[Entries supplied — start]

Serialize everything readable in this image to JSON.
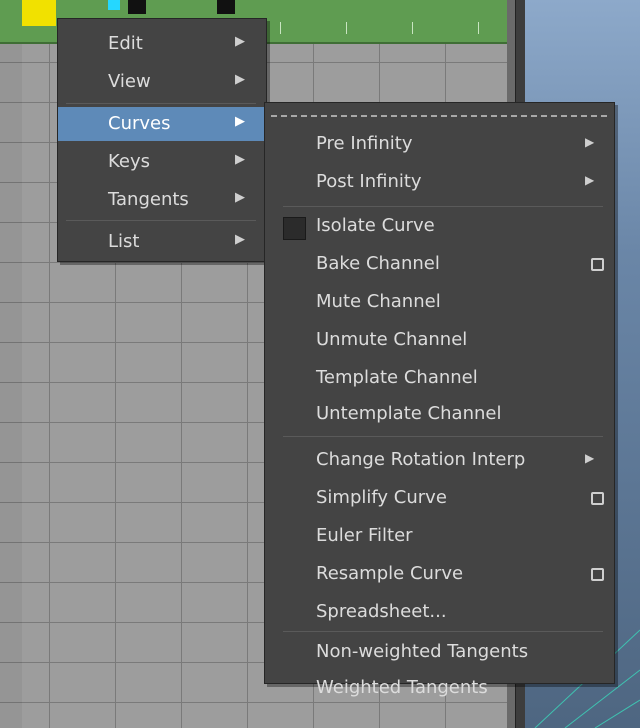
{
  "main_menu": {
    "items": [
      {
        "label": "Edit",
        "has_submenu": true,
        "active": false
      },
      {
        "label": "View",
        "has_submenu": true,
        "active": false
      },
      {
        "label": "Curves",
        "has_submenu": true,
        "active": true
      },
      {
        "label": "Keys",
        "has_submenu": true,
        "active": false
      },
      {
        "label": "Tangents",
        "has_submenu": true,
        "active": false
      },
      {
        "label": "List",
        "has_submenu": true,
        "active": false
      }
    ]
  },
  "curves_submenu": {
    "tear_off": true,
    "items": [
      {
        "label": "Pre Infinity",
        "suffix": "arrow"
      },
      {
        "label": "Post Infinity",
        "suffix": "arrow"
      },
      {
        "label": "Isolate Curve",
        "prefix": "checkbox",
        "checked": false
      },
      {
        "label": "Bake Channel",
        "suffix": "option-box"
      },
      {
        "label": "Mute Channel"
      },
      {
        "label": "Unmute Channel"
      },
      {
        "label": "Template Channel"
      },
      {
        "label": "Untemplate Channel"
      },
      {
        "label": "Change Rotation Interp",
        "suffix": "arrow"
      },
      {
        "label": "Simplify Curve",
        "suffix": "option-box"
      },
      {
        "label": "Euler Filter"
      },
      {
        "label": "Resample Curve",
        "suffix": "option-box"
      },
      {
        "label": "Spreadsheet..."
      },
      {
        "label": "Non-weighted Tangents"
      },
      {
        "label": "Weighted Tangents"
      }
    ]
  },
  "colors": {
    "menu_background": "#444444",
    "highlight": "#5e8ab8",
    "graph_background": "#9d9d9d",
    "timebar": "#5f9c51",
    "key_yellow": "#f1e100",
    "key_cyan": "#25d7ff"
  },
  "icons": [
    "submenu-arrow-icon",
    "option-box-icon",
    "checkbox-icon"
  ]
}
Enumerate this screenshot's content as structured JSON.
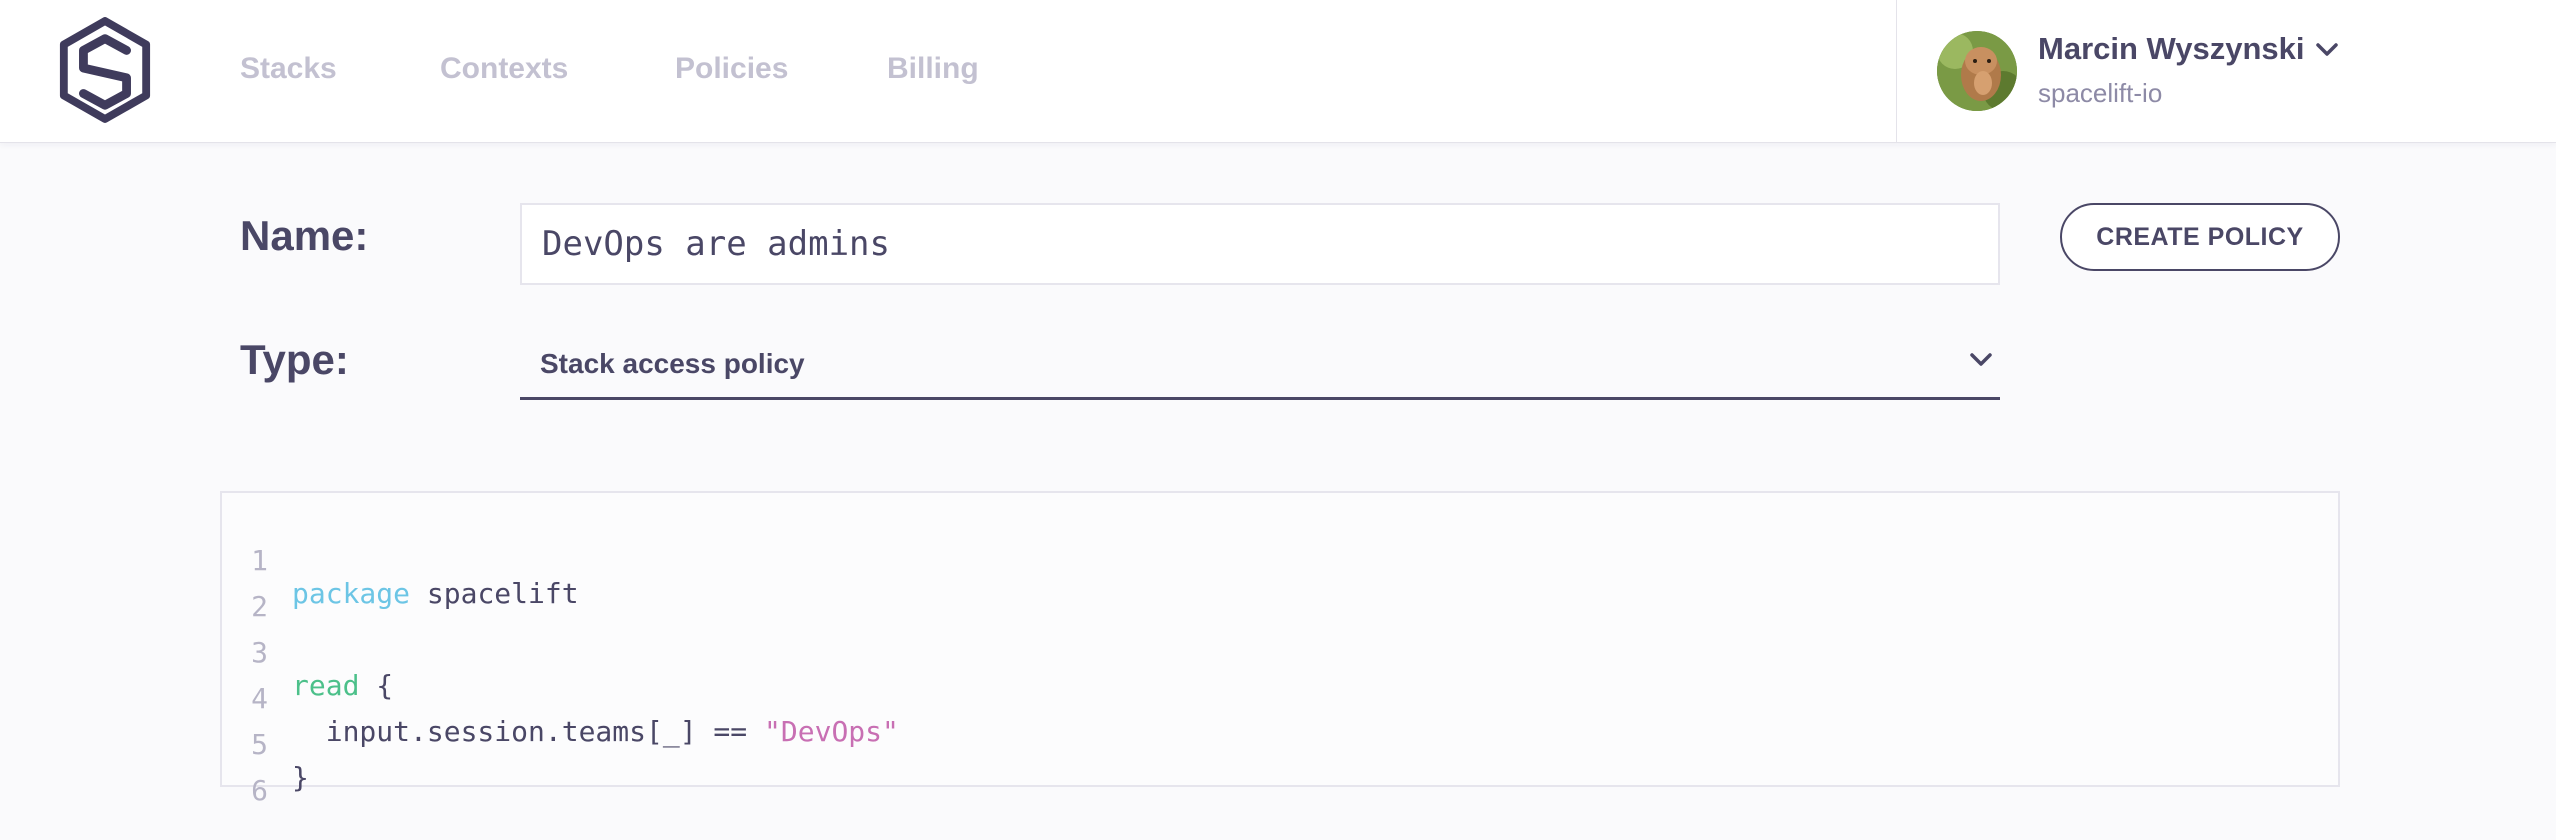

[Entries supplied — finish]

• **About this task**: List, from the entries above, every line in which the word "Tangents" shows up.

• **Expected answer**:
        "label": "Tangents",
        "label": "Non-weighted Tangents"
        "label": "Weighted Tangents"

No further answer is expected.